_WHAT IS BEING ASKED_. The lines to copy are those in the records below that hold the word "Please".

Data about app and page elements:
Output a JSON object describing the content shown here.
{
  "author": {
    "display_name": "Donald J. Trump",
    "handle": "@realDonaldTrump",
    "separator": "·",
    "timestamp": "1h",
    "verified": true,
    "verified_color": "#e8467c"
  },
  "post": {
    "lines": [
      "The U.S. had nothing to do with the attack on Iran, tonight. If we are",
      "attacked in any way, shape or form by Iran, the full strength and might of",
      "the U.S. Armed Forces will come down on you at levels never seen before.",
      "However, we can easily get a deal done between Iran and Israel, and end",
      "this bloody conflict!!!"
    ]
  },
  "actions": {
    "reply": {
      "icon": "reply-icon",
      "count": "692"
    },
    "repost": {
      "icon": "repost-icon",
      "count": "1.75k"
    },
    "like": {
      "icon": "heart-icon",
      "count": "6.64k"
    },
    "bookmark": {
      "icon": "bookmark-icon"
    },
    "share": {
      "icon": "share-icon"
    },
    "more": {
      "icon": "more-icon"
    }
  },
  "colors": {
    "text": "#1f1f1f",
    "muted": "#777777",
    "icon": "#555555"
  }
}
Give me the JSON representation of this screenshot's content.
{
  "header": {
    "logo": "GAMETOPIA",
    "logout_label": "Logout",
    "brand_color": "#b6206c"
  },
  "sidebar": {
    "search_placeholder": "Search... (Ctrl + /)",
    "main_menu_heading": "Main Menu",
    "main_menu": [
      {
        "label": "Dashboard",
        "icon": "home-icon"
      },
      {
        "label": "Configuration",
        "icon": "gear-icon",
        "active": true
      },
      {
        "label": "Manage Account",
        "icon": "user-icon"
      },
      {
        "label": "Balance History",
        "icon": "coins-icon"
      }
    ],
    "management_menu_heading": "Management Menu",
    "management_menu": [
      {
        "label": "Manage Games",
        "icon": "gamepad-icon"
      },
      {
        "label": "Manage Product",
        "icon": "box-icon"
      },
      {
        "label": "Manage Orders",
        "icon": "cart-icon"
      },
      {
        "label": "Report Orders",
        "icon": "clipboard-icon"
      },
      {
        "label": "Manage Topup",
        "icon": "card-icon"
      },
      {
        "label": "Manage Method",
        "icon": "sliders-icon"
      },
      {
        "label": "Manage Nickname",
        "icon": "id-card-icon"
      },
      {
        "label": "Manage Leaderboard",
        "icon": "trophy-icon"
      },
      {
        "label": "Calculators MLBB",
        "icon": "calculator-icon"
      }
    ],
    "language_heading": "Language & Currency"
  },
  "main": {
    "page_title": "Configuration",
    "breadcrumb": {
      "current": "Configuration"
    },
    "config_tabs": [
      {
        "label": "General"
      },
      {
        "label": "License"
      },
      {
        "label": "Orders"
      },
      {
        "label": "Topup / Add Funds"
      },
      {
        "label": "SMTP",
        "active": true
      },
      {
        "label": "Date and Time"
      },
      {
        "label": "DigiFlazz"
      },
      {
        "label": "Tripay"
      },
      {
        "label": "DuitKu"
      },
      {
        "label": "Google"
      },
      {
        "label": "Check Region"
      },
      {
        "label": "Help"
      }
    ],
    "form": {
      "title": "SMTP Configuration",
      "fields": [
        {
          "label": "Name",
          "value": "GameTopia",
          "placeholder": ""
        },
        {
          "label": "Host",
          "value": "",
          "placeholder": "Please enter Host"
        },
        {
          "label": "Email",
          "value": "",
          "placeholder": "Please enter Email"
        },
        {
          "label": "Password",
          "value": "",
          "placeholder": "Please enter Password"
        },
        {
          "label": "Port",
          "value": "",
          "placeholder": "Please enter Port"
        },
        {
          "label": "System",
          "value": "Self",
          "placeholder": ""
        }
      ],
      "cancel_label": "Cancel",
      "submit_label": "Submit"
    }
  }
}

_YOUR RESPONSE_.
          "placeholder": "Please enter Host"
          "placeholder": "Please enter Email"
          "placeholder": "Please enter Password"
          "placeholder": "Please enter Port"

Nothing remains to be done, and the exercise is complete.